Squirrels love to bury their precious nuts so as to uncover them later to enjoy at leisure. In the same way, this blog, from time to time, brings an old post back for another short period in the sun. But this time, it is EXTRA SPECIAL. The following post was about a sun bear rescue and rehabilitation centre and when I posted it back in January 2011, it was a very new work and the assistant keeper that I mentioned was still a graduate student. Well, he is now Dr. Wong Siew Te and this month he was named as a CNN Hero. Congratulations!
BEAR NECESSITIES (January 2011)
Recently I posted about the Orang Utan at the Sepilok Orang Utan Rehabilitation Centre on Borneo island. However, I was privileged to have had a peek on he new conservation effort being carried out there – sun bears. Sun bears (Ursus malayanus), also known as honey bears, are found only in South-east Asia and are the smallest bear in the world. adult bears stand only at about 1.2 metres. Like the Orang Utan, many sun bears are displaced by forest clearing for development, orphaned by poachers or were kept as pet and later abandoned when they got too big.
I met Mr. X who was the assistant keeper who enthusiastically explained how they were trying to rehabilitate the bears so that they could be successfully returned to the wild. Before they can be released, the young bears must be re-accustomised to the forest environment, must learn how to dig for food, climb trees and make nests to sleep in. Mr. X also fondly explained the varied and fascinating character of his charges.
The bears are kept in cages either in small groups or singly. Those in the cages by themselves are basically too grumpy to share a cage with other bears – there would be fighting. I suppose it is no surprise that these loners were all male. There was one cage with 4 young girls who all got on well with each other but even here there was a range of personalities.

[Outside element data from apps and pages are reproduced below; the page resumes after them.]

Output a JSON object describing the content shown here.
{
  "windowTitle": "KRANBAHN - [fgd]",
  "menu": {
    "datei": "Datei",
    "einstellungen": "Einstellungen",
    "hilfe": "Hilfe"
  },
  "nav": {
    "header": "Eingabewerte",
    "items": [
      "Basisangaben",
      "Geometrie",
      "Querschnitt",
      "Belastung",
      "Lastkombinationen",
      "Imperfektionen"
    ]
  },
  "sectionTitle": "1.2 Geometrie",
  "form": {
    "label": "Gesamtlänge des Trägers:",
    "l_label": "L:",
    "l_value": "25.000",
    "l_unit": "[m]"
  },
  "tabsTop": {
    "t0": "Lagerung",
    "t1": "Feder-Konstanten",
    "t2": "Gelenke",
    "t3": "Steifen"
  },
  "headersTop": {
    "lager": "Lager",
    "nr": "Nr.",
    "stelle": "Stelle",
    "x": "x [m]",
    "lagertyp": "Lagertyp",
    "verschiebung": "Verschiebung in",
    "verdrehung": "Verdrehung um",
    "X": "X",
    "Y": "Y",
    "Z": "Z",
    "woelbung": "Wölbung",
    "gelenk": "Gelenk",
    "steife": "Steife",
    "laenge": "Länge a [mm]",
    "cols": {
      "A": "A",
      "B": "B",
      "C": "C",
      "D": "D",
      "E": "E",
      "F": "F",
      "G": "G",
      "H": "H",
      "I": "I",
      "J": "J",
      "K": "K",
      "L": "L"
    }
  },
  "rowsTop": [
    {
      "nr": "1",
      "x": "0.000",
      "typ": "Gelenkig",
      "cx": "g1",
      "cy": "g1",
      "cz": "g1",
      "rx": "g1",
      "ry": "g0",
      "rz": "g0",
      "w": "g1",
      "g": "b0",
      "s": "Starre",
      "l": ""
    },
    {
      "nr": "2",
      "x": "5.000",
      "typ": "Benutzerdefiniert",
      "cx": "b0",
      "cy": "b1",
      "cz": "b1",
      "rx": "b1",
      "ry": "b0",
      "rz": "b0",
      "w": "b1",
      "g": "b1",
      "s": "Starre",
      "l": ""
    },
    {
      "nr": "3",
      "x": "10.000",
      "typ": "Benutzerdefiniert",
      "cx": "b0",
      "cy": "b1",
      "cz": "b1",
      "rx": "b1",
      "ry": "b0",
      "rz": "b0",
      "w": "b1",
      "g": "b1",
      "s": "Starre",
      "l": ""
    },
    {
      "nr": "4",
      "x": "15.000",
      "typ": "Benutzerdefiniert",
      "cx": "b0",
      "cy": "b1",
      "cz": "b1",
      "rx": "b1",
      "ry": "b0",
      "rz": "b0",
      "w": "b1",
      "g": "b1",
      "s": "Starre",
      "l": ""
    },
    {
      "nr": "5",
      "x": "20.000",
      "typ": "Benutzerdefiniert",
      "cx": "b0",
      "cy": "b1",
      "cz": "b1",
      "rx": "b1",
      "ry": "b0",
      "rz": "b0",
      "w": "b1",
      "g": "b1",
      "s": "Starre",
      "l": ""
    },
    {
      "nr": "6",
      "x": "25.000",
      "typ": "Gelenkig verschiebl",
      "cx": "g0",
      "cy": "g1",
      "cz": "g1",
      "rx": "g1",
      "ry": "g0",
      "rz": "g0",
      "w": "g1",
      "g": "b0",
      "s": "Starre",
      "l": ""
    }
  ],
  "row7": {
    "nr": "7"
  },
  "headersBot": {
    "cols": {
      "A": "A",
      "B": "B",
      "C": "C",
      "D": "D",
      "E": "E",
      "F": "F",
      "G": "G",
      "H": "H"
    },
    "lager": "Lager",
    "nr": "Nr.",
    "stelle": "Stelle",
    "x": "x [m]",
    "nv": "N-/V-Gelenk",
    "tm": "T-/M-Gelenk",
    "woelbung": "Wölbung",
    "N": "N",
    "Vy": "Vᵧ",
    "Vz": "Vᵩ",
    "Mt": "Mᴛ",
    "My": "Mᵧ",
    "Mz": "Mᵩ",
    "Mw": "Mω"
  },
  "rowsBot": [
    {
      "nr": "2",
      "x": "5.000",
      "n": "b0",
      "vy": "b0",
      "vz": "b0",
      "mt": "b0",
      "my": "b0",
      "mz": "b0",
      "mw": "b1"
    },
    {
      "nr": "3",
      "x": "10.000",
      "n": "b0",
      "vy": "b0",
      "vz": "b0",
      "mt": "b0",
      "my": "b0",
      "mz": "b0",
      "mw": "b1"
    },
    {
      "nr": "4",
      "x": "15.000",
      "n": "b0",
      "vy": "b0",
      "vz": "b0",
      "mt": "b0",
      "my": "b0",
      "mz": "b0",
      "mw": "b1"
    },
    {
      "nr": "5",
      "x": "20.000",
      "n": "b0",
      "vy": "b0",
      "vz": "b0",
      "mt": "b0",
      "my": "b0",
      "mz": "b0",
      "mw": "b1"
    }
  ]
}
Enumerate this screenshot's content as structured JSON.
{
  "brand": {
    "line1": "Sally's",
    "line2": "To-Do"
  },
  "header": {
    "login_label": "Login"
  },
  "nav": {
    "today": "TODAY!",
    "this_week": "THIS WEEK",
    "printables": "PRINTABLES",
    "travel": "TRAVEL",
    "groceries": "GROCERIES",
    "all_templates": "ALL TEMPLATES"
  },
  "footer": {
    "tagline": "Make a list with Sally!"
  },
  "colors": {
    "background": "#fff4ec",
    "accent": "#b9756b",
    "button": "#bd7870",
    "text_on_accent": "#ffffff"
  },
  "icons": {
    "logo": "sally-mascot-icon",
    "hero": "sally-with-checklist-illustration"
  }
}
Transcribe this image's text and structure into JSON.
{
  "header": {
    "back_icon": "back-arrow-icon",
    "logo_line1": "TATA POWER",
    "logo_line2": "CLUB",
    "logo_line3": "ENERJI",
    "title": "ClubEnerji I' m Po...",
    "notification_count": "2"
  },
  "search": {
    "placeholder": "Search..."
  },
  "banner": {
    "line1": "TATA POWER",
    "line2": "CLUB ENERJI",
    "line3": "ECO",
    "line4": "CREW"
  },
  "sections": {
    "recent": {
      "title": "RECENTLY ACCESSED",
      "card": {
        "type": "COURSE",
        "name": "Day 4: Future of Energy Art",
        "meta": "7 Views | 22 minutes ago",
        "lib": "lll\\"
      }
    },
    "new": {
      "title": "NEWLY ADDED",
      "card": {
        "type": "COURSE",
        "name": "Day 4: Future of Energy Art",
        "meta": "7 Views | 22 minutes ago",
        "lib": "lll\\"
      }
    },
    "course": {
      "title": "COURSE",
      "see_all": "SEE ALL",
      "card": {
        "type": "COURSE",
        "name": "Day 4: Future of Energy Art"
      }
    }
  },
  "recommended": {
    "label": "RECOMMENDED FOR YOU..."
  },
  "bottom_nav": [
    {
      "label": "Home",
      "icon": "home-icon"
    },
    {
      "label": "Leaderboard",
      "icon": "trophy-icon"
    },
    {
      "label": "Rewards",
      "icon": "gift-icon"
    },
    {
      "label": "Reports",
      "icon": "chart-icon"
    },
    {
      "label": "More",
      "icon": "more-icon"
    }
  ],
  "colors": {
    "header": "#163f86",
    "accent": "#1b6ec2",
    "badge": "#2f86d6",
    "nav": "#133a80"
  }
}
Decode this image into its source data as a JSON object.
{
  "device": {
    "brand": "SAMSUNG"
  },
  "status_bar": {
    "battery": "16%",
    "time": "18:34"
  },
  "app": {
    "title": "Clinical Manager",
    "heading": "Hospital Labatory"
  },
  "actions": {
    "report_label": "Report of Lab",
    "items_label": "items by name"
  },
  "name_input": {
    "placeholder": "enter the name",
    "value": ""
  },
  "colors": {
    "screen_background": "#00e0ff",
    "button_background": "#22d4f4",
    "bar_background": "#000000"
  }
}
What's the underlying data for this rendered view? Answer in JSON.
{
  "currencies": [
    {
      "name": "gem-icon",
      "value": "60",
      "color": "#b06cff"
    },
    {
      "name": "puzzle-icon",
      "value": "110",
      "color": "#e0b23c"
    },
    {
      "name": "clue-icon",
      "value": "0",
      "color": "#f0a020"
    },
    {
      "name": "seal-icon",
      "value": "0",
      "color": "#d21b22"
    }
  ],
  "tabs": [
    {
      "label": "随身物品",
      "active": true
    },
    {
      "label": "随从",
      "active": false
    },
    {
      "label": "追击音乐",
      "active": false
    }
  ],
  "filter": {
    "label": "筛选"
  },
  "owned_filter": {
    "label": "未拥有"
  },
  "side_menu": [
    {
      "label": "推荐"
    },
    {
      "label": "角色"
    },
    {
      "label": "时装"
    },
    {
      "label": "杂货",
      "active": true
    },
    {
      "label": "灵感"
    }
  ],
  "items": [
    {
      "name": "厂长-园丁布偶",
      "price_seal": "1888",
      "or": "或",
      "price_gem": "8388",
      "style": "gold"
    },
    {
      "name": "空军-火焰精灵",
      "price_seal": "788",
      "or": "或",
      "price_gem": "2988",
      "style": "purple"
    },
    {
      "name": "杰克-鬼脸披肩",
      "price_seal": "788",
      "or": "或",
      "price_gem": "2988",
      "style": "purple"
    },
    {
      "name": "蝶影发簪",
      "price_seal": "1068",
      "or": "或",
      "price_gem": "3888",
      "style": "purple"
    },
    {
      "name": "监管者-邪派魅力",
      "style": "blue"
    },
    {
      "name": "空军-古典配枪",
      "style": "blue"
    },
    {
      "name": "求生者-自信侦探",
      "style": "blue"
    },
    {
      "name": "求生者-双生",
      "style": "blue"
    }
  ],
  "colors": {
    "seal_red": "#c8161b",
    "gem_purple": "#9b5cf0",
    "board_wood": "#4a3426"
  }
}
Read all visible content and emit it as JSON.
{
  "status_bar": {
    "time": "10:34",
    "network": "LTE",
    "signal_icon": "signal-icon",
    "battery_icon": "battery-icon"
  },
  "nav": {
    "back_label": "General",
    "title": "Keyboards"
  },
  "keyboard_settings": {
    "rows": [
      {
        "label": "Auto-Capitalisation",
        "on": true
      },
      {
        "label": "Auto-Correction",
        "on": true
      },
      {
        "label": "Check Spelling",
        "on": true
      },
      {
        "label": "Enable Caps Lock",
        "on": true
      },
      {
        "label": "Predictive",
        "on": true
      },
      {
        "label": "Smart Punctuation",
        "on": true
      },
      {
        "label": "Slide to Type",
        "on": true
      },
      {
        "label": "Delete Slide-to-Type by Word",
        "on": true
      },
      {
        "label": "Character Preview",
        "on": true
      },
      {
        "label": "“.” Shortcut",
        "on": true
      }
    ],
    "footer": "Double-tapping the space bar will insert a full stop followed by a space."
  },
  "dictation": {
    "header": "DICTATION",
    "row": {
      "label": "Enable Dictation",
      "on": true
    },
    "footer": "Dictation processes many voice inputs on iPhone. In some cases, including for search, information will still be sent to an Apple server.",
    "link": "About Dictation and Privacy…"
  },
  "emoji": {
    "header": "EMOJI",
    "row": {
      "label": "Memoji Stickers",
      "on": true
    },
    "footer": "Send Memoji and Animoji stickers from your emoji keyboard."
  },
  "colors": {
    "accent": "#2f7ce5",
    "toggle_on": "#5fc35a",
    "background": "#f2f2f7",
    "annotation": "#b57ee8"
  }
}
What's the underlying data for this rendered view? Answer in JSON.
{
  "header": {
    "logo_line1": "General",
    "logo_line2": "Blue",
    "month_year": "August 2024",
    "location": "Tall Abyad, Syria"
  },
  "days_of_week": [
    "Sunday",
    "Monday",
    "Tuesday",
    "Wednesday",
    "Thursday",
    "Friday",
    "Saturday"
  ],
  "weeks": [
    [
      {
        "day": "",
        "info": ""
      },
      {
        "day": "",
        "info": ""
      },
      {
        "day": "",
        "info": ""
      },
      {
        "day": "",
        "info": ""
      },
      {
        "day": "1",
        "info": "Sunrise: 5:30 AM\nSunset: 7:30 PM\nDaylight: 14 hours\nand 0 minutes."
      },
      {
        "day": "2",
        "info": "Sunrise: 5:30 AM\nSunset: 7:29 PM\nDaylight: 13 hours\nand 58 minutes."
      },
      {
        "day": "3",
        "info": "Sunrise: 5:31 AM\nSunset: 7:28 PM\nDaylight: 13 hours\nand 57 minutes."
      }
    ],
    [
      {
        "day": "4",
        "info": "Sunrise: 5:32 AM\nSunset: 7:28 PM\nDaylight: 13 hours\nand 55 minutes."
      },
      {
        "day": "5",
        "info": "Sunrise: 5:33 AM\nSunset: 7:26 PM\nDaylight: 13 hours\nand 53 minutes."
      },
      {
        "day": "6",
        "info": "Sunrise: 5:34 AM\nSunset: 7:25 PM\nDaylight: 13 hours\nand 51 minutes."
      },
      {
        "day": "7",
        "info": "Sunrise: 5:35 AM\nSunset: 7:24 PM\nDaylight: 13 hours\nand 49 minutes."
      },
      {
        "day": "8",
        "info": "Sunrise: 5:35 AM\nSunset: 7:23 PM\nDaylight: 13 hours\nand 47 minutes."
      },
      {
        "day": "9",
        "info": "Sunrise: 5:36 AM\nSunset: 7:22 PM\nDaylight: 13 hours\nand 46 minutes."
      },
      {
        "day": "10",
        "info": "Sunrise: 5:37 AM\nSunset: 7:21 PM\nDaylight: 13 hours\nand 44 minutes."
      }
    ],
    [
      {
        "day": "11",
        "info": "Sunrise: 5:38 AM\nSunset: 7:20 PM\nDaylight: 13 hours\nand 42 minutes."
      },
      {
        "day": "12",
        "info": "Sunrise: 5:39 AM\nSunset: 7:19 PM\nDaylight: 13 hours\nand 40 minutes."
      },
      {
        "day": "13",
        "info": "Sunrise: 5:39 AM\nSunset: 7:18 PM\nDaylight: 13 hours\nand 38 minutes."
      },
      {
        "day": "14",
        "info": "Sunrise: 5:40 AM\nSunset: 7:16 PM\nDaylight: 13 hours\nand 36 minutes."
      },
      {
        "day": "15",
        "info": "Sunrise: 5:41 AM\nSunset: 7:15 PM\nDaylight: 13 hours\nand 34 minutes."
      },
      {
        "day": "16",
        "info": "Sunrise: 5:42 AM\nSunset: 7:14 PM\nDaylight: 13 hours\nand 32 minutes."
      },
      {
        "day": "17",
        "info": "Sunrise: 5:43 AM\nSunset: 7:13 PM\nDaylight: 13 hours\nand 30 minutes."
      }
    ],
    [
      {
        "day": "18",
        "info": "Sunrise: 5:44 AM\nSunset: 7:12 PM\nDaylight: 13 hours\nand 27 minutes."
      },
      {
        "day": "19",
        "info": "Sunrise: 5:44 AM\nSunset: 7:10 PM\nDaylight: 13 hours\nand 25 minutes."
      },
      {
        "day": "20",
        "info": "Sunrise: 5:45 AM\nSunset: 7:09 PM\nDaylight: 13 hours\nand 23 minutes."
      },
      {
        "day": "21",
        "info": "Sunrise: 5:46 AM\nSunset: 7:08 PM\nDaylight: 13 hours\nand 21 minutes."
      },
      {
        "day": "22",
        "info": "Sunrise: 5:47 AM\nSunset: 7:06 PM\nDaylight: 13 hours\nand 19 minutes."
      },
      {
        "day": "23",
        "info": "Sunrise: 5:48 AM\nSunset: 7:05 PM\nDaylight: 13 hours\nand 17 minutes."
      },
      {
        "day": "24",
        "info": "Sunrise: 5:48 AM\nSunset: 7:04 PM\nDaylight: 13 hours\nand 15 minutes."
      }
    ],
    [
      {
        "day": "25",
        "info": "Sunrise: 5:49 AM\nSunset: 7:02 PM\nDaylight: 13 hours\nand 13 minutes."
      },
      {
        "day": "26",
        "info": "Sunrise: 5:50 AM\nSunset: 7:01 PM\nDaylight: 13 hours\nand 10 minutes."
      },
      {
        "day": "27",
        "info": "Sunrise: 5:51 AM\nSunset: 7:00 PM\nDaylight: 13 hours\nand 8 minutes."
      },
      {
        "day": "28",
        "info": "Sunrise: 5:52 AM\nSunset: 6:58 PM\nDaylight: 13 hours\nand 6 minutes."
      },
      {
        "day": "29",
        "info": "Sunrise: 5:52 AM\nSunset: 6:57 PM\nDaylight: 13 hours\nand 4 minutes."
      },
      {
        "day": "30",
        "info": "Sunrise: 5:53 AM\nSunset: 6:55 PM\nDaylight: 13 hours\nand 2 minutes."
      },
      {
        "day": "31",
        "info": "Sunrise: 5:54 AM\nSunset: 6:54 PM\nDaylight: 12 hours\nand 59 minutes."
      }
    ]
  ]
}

There was one girl who could be called the femme fatale cause she will appear friendly but go too close and she finds delight in ripping your trouser leg with her claws (too bad if you don’t wear trousers). Mr. X had various scars to demonstrate that he learned all this the hard way. On the other hand, there is Miss-Happy-go-lucky who seems to have a dumb smile for you in any situation.
Then I was introduced to two males who shared a cage. These two get long together like best of pals but it is like the Odd Couple. There is Mas who is quite bold where as Ah Chong is very timid. Each cage has a door that opens outside into a fenced enclosure. The door is opened for a few hours each day to encourage the bears to re-acquaint with the outdoors and forest. Ah Chong was probably abused badly so he feels safe only in his cage. Mas however, happily goes out as soon as the door opens and digs around for bugs to eat. When Mas is gone, Ah Chong gets very anxious and hovers near the door to keep an eye out for his cage mate. Later when Mas returns, Ah Chong gives him a bear hug and pushes Mas away fro the door and tries to keep Mas from going out again. Interesting, no?
This work is in its infancy. Hopefully the work will succeed though. This squirrel would like to thank everyone who works hard to rehabilitate traumatized animals, including squirrels.